What is the current crisis situation in Shanghai?
Shanghai is in a strange place right now. It’s locked down, but at the same time, it’s not. Restaurant, bars and even cinemas are open again. I went to brunch with a bunch of friends, but one friend from the United States didn’t get back to Shanghai before they closed the border, so he’s marooned in Thailand. Even though those of us in China can go about our normal lives, we’re marooned here too.
And what is the general situation of the photography industry?

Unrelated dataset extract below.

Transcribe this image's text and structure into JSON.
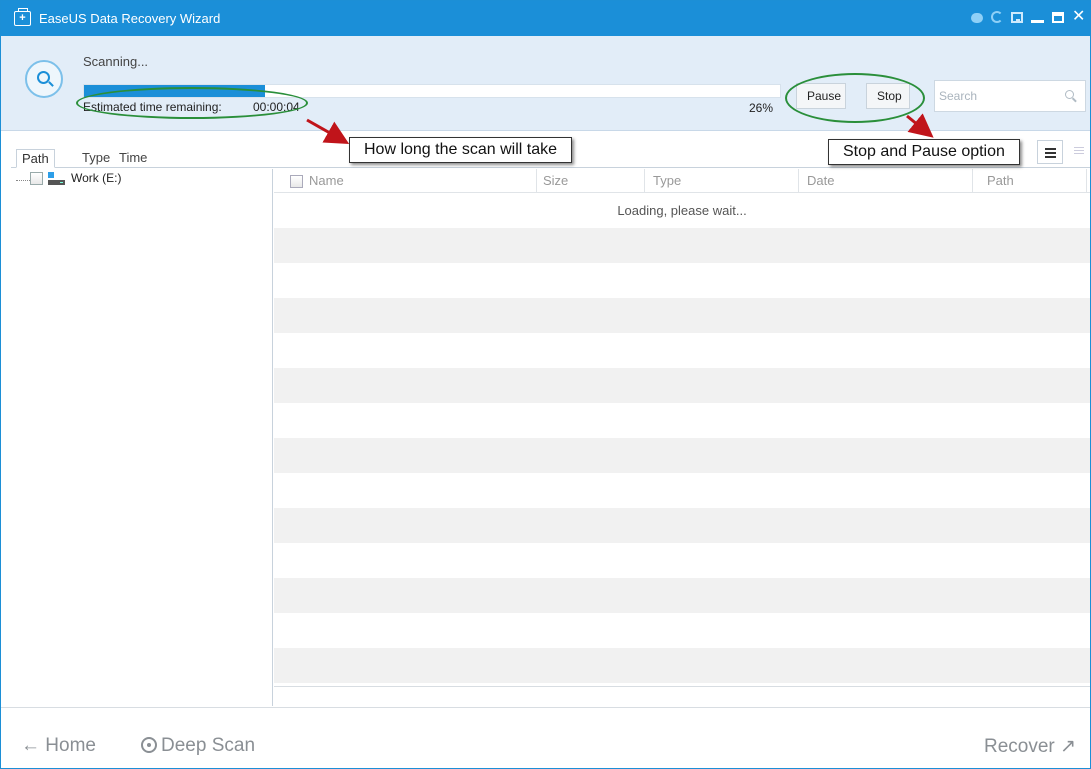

The photography industry has been hit hard by the crisis. As for me personally, I shoot a lot of events and usually get some editorial work around fashion week, but all of that has been cancelled. I also have some hotel brands as clients. That work has evaporated too. Work is starting to come in trickles and I had two meeting at advertising agencies last week – my first face to face meetings since the first half of January. Few industries have not been severely impacted by the crisis though.
What do you think photography can and should do at the moment?
One thing that has benefited from the crisis is street photography in Shanghai. As almost everyone you see outdoors wears a mask, shooting street scenes here has a stronger historical significance. My background is in photojournalism so although my cash flow has taken a hit, the situation has invigorated my photography as I’m compelled to take a camera whenever I leave my apartment. It’s important to document this time.
What is your photographic wish for the time after the crisis?
This year I had hoped to complete a project on China’s land borders. There are 13 of them and so far I’ve photographed six of them. I’ll just have to wait and see about when I’ll be able to continue this series.